The Bible tells us that Jesus’s disciples were once “swamped” in a different way. As they sailed across the Sea of Galilee “a squall came down on the lake, so that the boat was being swamped, and they were in great danger” (Luke 8:23). You know the rest of the story: Jesus “got up and rebuked the wind and the raging waters; the storm subsided, and all was calm” (Luke 8:24).
This passage perfectly illustrates the core premise of this devotional series—namely that the solution to the disciples being swamped by the wind and waves is the exact same solution to our being swamped by our to-do lists and hurried schedules. The solution is found in...
And the Word became flesh and dwelt among us, and we have seen his glory, glory as of the only Son from the Father, full of grace and truth. (John 1:14)
I ended last week’s devotional with a question: If the gospel compels us to “redeem our time” (see Ephesians 5:16), where can we look for practical wisdom as to how to manage our time well?
That question brings us to the fifth and final truth of this series: By studying the life of Christ, we can know how God would manage his time.
I know, this is a wild idea, so give me a minute to unpack it.
John 1:14 tells us that God, the author of time, “became flesh” in the person of Jesus Christ. During his time on earth, Jesus was 100% God and 100% man, meaning that he experienced the same day-to-day challenges as other mortals. He had a business to run, a mother and father to care for, hunger to manage, and the need for sleep. Oh yeah, and he faced the same twenty-four-hour time...
For it is by grace you have been saved, through faith—and this is not from yourselves, it is the gift of God—not by works, so that no one can boast. For we are God’s handiwork, created in Christ Jesus to do good works, which God prepared in advance for us to do. (Ephesians 2:8-10)
Over the past few weeks, we’ve explored three biblical truths about time and productivity:
But here’s the thing: Even though God doesn’t need us to be productive (see Truth #3), we often need ourselves to be productive in order to feel a sense of self-worth.
So before we go any further, I want you to stop and let this truth sink in: The gospel frees us from the need to be productive.
The good news of the gospel is that “while we were...
Then I saw a new heaven and a new earth, for the first heaven and the first earth had passed away, and the sea was no more….And he who was seated on the throne said, “Behold, I am making all things new.” Also he said, “Write this down, for these words are trustworthy and true.” (Revelation 21:1, 5)

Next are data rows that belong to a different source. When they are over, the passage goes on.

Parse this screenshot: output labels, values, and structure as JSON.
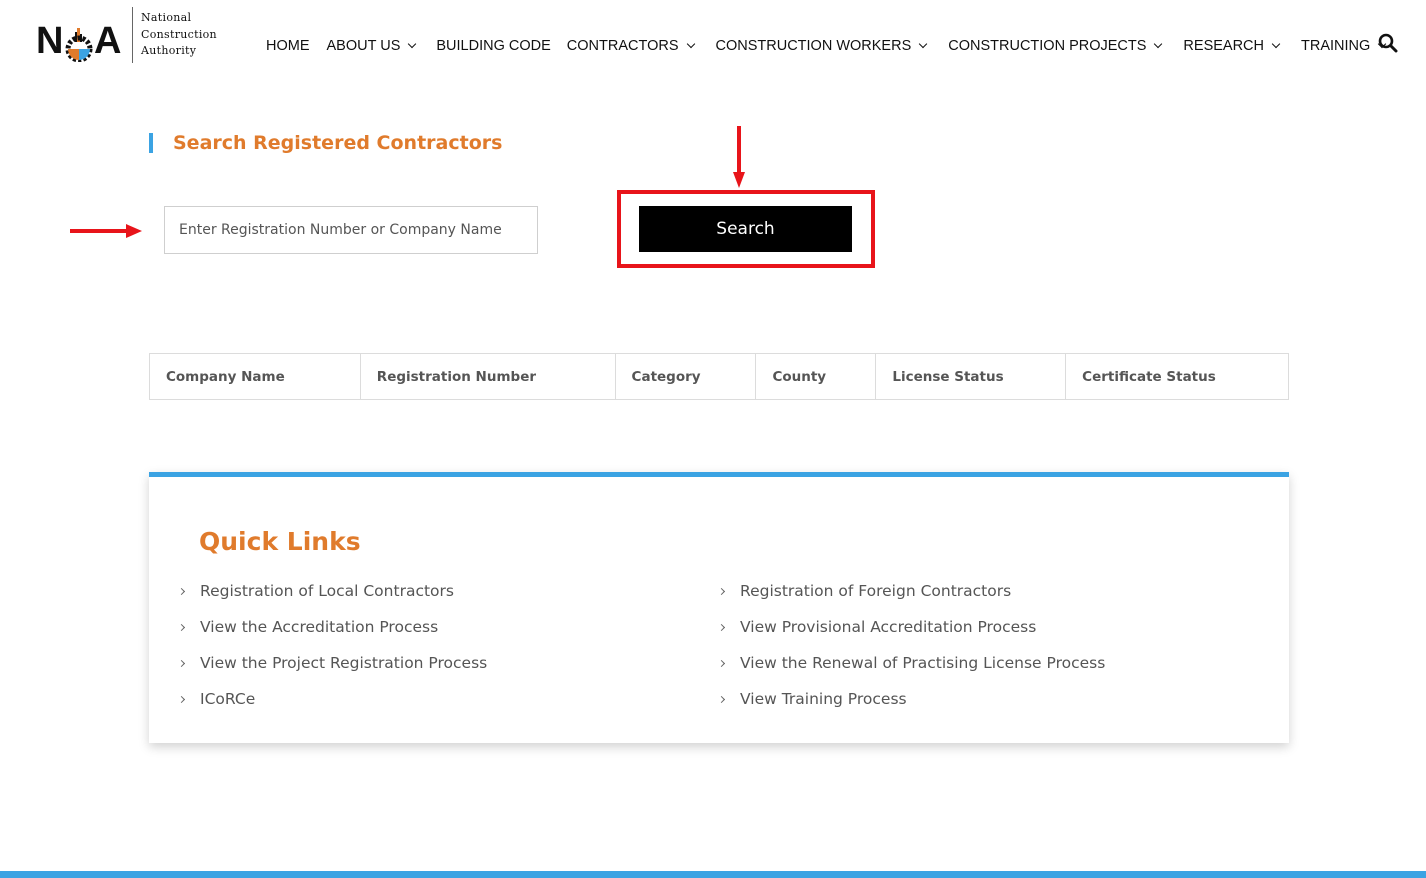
{
  "logo": {
    "letter_n": "N",
    "letter_a": "A",
    "line1": "National",
    "line2": "Construction",
    "line3": "Authority"
  },
  "nav": {
    "items": [
      {
        "label": "HOME",
        "has_dropdown": false
      },
      {
        "label": "ABOUT US",
        "has_dropdown": true
      },
      {
        "label": "BUILDING CODE",
        "has_dropdown": false
      },
      {
        "label": "CONTRACTORS",
        "has_dropdown": true
      },
      {
        "label": "CONSTRUCTION WORKERS",
        "has_dropdown": true
      },
      {
        "label": "CONSTRUCTION PROJECTS",
        "has_dropdown": true
      },
      {
        "label": "RESEARCH",
        "has_dropdown": true
      },
      {
        "label": "TRAINING",
        "has_dropdown": true
      }
    ]
  },
  "search": {
    "title": "Search Registered Contractors",
    "placeholder": "Enter Registration Number or Company Name",
    "value": "",
    "button_label": "Search"
  },
  "table": {
    "headers": [
      "Company Name",
      "Registration Number",
      "Category",
      "County",
      "License Status",
      "Certificate Status"
    ]
  },
  "quick_links": {
    "title": "Quick Links",
    "left": [
      "Registration of Local Contractors",
      "View the Accreditation Process",
      "View the Project Registration Process",
      "ICoRCe"
    ],
    "right": [
      "Registration of Foreign Contractors",
      "View Provisional Accreditation Process",
      "View the Renewal of Practising License Process",
      "View Training Process"
    ]
  },
  "colors": {
    "accent_blue": "#3ba3e3",
    "accent_orange": "#e07b2c",
    "annotation_red": "#e8141a",
    "button_black": "#000000"
  }
}
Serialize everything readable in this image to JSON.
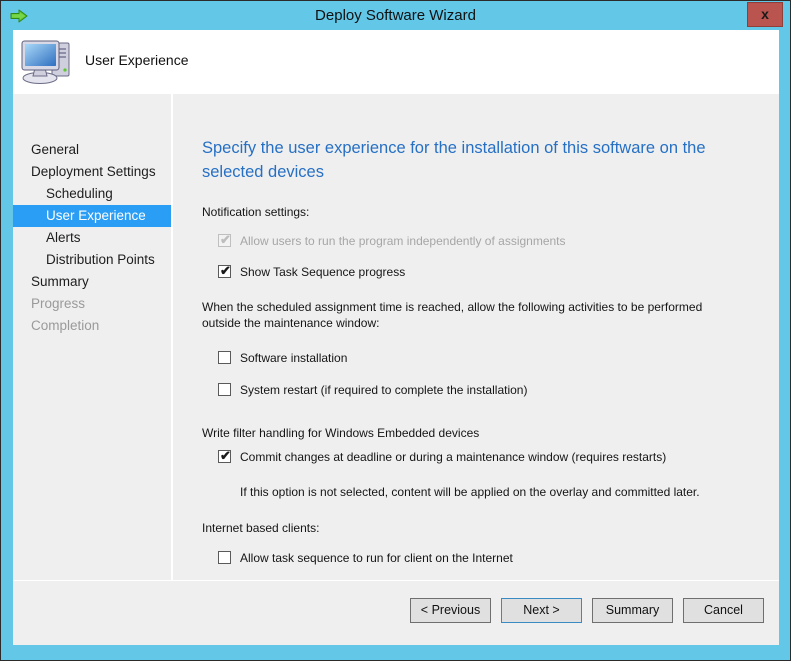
{
  "window": {
    "title": "Deploy Software Wizard",
    "close_label": "x",
    "titlebar_icon": "green-arrow-icon",
    "chrome_color": "#63c7e8",
    "close_color": "#b9544e"
  },
  "header": {
    "title": "User Experience",
    "icon": "computer-monitor-icon"
  },
  "sidebar": {
    "items": [
      {
        "label": "General",
        "indent": false,
        "state": "normal"
      },
      {
        "label": "Deployment Settings",
        "indent": false,
        "state": "normal"
      },
      {
        "label": "Scheduling",
        "indent": true,
        "state": "normal"
      },
      {
        "label": "User Experience",
        "indent": true,
        "state": "selected"
      },
      {
        "label": "Alerts",
        "indent": true,
        "state": "normal"
      },
      {
        "label": "Distribution Points",
        "indent": true,
        "state": "normal"
      },
      {
        "label": "Summary",
        "indent": false,
        "state": "normal"
      },
      {
        "label": "Progress",
        "indent": false,
        "state": "disabled"
      },
      {
        "label": "Completion",
        "indent": false,
        "state": "disabled"
      }
    ],
    "selected_color": "#2a9df4"
  },
  "content": {
    "heading": "Specify the user experience for the installation of this software on the selected devices",
    "heading_color": "#2670c4",
    "notification_label": "Notification settings:",
    "notification_options": [
      {
        "label": "Allow users to run the program independently of assignments",
        "checked": true,
        "enabled": false
      },
      {
        "label": "Show Task Sequence progress",
        "checked": true,
        "enabled": true
      }
    ],
    "maintenance_label": "When the scheduled assignment time is reached, allow the following activities to be performed outside the maintenance window:",
    "maintenance_options": [
      {
        "label": "Software installation",
        "checked": false,
        "enabled": true
      },
      {
        "label": "System restart (if required to complete the installation)",
        "checked": false,
        "enabled": true
      }
    ],
    "write_filter_label": "Write filter handling for Windows Embedded devices",
    "write_filter_options": [
      {
        "label": "Commit changes at deadline or during a maintenance window (requires restarts)",
        "checked": true,
        "enabled": true
      }
    ],
    "write_filter_note": "If this option is not selected, content will be applied on the overlay and committed later.",
    "internet_label": "Internet based clients:",
    "internet_options": [
      {
        "label": "Allow task sequence to run for client on the Internet",
        "checked": false,
        "enabled": true
      }
    ]
  },
  "footer": {
    "previous_label": "< Previous",
    "next_label": "Next >",
    "summary_label": "Summary",
    "cancel_label": "Cancel",
    "focused_button": "Next >"
  }
}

Over the past two weeks, we’ve seen that 1) our longing for timelessness is good and God-given, but that 2) sin has ensured we will all die with “unfinished symphonies.”
Where’s the hope? Our hope is found in Jesus Christ walking out of the tomb that first Easter morning with a redeemed body that could not be destroyed again. The resurrection was Jesus’s way of declaring that our longing for immortality has been right all along and that through him, we too can experience eternal life.
But Easter wasn’t just the beginning of eternal life. Easter marked the inauguration of God’s eternal kingdom...
To Adam he said, “Because you listened to your wife and ate fruit from the tree about which I commanded you, ‘You must not eat from it,’ “Cursed is the ground because of you; through painful toil you will eat food from it all the days of your life. It will produce thorns and thistles for you, and you will eat the plants of the field. By the sweat of your brow you will eat your food until you return to the ground, since from it you were taken; for dust you are and to dust you will return.” (Genesis 3:17-19)
We’re in a series exploring 5 biblical truths about time and productivity. Last week, we saw Truth #1: That our longing for timelessness is good and God-given. Today’s passage reveals Truth #2: That while we still long for timelessness, sin has ensured we will all die with unfinished work.
When sin entered the world, death was ushered in alongside it. Human beings, who were created to be immortal, became mortal. Work, which was...